Relationship experts know that people in relationships are going to get mad at each other. It happens. Sometimes it happens a lot. When your partner gets mad at you, just recognize that it’s probably because your partner did something really dumb and is just taking it out on you. Knowing that it’s not your fault means you can accept responsibility for whatever the argument is about, while not really having to feel too bad about it. Everybody can move on a little quicker that way.
- Agreeing with your partner can help shorten arguments
Following from the previous advice point, we all know that the main goal in any relationship is to keep conflict to a minimum. When your partner is mad at you, if you can listen to their complaint just enough to agree with what they are saying, and prove you were at least sort of paying attention by making a semi-relevant apology for whatever that is, they’ll start to feel better and quit climbing up your ass. And remember, it’s not really your fault anyway. Your partner is just mad at her/himself.
- Sometimes simply agreeing isn’t enough
Sometimes just agreeing and taking the blame isn’t going to fix an argument. Sometimes you have to promise to never again do whatever made your partner so upset in the first place. Again, since your partner is really just mad at her/himself, it’s really no skin off your teeth, or sweat off your brow, or whatever things come off of you when you’re stressed and having to put forth some effort.
- Try to keep track of your promises
Right now, I’m talking about your ‘negative promises’—you know, the promises that you won’t do something again. Positive promises—like, ‘I’ll pick up after myself’, or ‘I’m totally saving up so we can go to Hawaii’—are for another article entirely. Although, now that I think about it, I suppose those positive promises could be negatives, too—like ‘I’ll never leave my dirty clothes all over the bathroom/bedroom floor again’ or ‘I’ll never waste my money on video games again, so that we can maybe one day have enough money to actually take a nice vacation.’ Anyway, the point is, you can only promise never to do something again so many times before your partner catches on, and realizes you are doing that thing—again! Or perhaps–still!
- Relationships are hard work, but fun work
This is pretty much an obligatory point to make. Nobody’s relationship is perfect all the time. And when there are problems, nobody’s relationship just fixes itself. You have to put in some work. That work should ideally be fun—because arguing can really be a lot of fun if you know how to do it right. And it’s especially fun when you win.
- Winning isn’t the point
Another obligatory point. I know I just said it’s fun to win arguments. But, really, that’s not the point. I mean, if you were paying attention to the rest of the things I wrote here, you’d realize that I was telling you how to avoid arguments, or to just give up and let the other person win, so that the argument might just end and you can avoid doing any meaningful work toward understanding your partner, or improving your relationship.
If you can remember these points and try to stick with them, your relationship may just last another day or two. And if it lasts just another day or two, and then another day or two, and then another day or two…before long, you’ve spent a lifetime together.

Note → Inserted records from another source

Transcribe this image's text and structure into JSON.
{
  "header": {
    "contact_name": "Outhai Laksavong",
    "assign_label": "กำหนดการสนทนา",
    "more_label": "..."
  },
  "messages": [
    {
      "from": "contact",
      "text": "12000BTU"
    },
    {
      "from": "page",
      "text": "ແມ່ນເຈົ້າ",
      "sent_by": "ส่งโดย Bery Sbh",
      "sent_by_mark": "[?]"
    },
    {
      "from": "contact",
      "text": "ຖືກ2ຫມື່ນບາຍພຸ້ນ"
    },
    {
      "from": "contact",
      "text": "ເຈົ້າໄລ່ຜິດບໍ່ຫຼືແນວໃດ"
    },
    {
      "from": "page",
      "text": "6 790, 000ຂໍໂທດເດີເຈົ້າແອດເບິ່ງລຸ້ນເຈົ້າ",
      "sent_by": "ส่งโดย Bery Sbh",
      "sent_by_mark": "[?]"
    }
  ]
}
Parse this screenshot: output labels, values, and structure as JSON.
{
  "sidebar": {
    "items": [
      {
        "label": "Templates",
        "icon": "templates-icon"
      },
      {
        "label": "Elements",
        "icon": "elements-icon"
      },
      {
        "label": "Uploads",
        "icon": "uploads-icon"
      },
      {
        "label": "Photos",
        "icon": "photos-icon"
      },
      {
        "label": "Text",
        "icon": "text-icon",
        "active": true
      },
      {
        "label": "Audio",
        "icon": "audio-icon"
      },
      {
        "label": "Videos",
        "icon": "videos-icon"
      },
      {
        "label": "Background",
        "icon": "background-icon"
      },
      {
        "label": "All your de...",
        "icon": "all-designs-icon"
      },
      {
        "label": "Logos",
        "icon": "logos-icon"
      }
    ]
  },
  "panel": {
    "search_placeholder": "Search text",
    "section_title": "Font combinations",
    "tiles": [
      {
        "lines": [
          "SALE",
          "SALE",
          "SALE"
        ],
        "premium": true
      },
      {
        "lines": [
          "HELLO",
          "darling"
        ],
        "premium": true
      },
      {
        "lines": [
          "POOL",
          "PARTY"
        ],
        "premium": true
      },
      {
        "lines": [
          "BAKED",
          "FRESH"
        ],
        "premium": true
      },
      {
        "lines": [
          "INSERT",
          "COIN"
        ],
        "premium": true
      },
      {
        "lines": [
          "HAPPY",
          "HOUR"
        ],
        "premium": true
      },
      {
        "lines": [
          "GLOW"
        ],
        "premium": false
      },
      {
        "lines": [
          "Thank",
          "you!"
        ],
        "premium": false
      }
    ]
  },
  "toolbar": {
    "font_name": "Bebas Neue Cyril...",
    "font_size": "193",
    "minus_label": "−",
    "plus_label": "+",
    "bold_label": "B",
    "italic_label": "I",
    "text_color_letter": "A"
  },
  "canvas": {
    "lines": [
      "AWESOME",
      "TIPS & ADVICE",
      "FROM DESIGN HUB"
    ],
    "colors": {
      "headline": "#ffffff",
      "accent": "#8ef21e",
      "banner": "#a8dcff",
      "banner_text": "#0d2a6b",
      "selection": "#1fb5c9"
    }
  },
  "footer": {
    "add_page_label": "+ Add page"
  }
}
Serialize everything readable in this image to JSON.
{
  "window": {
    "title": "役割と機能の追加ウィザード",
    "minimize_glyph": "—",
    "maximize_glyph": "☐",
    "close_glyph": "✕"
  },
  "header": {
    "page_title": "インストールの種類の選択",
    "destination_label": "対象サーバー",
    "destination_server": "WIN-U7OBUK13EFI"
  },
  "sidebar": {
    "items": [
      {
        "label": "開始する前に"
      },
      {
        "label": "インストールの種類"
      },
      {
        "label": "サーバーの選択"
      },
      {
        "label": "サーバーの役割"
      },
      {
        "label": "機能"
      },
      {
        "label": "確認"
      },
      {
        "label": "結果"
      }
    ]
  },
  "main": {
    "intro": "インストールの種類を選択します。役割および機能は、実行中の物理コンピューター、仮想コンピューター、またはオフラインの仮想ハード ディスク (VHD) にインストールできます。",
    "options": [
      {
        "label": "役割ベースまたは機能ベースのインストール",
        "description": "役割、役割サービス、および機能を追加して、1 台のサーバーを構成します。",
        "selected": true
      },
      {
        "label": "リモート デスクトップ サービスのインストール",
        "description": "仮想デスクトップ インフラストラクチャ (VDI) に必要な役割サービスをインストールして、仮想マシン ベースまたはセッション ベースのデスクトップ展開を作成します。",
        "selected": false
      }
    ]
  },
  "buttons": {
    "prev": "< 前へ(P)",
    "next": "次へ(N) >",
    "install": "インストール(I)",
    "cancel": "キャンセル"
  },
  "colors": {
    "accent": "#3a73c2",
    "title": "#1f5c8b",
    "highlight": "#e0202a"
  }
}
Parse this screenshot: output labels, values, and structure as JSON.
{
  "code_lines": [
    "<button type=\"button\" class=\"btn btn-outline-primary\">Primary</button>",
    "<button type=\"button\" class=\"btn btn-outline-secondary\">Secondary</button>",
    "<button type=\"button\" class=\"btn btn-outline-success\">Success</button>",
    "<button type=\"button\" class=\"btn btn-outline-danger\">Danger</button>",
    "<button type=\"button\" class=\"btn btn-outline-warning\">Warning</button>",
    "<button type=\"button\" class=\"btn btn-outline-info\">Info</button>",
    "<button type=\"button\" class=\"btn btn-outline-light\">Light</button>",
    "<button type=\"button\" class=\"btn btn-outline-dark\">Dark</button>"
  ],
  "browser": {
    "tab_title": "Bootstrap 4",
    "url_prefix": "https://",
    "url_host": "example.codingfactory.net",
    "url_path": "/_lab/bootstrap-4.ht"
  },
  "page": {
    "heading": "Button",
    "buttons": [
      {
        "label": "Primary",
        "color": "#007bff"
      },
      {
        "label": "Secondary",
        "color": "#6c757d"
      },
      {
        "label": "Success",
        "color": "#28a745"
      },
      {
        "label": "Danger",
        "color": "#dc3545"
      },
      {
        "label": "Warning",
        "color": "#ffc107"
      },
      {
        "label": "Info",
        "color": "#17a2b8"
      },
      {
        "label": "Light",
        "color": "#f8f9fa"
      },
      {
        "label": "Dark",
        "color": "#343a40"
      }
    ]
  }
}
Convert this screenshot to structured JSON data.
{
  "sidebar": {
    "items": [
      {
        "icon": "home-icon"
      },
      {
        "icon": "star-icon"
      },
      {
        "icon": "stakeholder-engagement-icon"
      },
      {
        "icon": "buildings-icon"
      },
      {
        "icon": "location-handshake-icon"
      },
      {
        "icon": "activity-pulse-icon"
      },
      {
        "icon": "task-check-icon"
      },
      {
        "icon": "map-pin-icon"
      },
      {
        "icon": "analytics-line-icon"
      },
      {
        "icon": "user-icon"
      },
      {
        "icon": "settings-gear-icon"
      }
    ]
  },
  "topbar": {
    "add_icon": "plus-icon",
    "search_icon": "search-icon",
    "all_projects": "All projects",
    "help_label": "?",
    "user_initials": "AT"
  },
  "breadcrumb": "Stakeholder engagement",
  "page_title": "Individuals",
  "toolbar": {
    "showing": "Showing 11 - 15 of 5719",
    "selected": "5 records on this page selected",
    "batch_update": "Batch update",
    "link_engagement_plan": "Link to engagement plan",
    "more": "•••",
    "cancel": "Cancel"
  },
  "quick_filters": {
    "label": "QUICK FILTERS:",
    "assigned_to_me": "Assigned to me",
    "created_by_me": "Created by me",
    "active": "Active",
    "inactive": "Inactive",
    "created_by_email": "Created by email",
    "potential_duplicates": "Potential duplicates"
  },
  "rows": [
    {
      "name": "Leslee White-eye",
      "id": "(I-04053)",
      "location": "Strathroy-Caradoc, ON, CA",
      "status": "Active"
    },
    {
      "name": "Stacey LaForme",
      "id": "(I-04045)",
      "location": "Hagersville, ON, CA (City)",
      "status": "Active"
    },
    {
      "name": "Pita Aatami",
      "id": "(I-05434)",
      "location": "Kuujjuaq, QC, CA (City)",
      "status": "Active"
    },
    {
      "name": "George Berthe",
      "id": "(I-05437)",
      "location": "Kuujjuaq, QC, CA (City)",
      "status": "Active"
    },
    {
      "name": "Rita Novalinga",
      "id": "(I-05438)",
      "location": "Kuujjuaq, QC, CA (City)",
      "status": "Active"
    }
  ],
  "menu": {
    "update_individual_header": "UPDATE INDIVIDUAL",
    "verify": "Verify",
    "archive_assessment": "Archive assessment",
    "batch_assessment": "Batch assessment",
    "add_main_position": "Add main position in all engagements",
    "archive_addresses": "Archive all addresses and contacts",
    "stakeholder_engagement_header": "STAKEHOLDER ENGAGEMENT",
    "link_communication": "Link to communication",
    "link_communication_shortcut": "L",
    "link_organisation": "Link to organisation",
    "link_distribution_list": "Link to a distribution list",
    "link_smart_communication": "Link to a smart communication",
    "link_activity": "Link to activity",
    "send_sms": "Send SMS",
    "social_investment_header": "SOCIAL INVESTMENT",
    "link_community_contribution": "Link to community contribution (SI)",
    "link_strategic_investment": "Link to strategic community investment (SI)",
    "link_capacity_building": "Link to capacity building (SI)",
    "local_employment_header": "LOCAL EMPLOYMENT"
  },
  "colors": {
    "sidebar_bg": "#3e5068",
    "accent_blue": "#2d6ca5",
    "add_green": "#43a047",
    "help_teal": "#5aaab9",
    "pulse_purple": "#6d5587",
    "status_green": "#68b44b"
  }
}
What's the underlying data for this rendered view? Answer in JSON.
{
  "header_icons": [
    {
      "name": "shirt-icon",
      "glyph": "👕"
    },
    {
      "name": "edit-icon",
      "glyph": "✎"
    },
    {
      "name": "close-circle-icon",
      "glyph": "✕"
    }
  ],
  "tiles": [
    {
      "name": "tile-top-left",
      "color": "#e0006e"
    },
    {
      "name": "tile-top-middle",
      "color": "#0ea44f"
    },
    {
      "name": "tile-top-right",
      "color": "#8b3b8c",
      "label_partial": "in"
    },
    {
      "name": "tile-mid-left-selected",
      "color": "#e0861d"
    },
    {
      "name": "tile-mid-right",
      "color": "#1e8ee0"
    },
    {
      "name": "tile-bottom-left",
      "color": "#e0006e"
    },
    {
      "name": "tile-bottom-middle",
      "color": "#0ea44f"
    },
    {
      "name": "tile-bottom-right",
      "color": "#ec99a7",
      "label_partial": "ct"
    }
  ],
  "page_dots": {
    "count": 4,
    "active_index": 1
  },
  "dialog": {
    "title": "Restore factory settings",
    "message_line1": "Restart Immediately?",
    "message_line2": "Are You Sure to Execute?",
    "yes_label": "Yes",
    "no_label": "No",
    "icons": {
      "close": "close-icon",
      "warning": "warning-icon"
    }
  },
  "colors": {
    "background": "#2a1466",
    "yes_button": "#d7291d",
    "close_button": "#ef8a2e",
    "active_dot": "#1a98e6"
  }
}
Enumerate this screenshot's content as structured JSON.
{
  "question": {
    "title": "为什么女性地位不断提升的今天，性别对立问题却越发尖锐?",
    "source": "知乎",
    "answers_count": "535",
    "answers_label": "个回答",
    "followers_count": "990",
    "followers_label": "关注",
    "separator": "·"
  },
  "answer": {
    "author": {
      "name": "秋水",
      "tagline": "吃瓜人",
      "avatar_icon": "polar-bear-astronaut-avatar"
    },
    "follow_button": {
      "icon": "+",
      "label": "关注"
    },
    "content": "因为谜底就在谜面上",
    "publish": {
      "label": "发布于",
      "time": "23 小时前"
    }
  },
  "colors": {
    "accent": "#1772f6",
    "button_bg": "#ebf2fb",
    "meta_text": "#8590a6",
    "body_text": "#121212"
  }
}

Author’s note: Gee whiz, that was fun! I was afraid that having been trained as a counselor, and having been married for over two decades might have hindered me in advancing some pointless advice. But, since I’m not actually trained as a marriage and family therapist, and my marriage is—well, a marriage that exists in the real world—I was able to cobble some stuff together that sounds pretty good, actually. Plus, laying it out in short, numbered points meant that I didn’t have to actually put together a cogent argument.
Now if some of you can help out by sharing this around, or maybe getting it to the attention of “media outlets” I should be well on my way to 30-million blog hits, and solid status as a relationship guru. Thanks!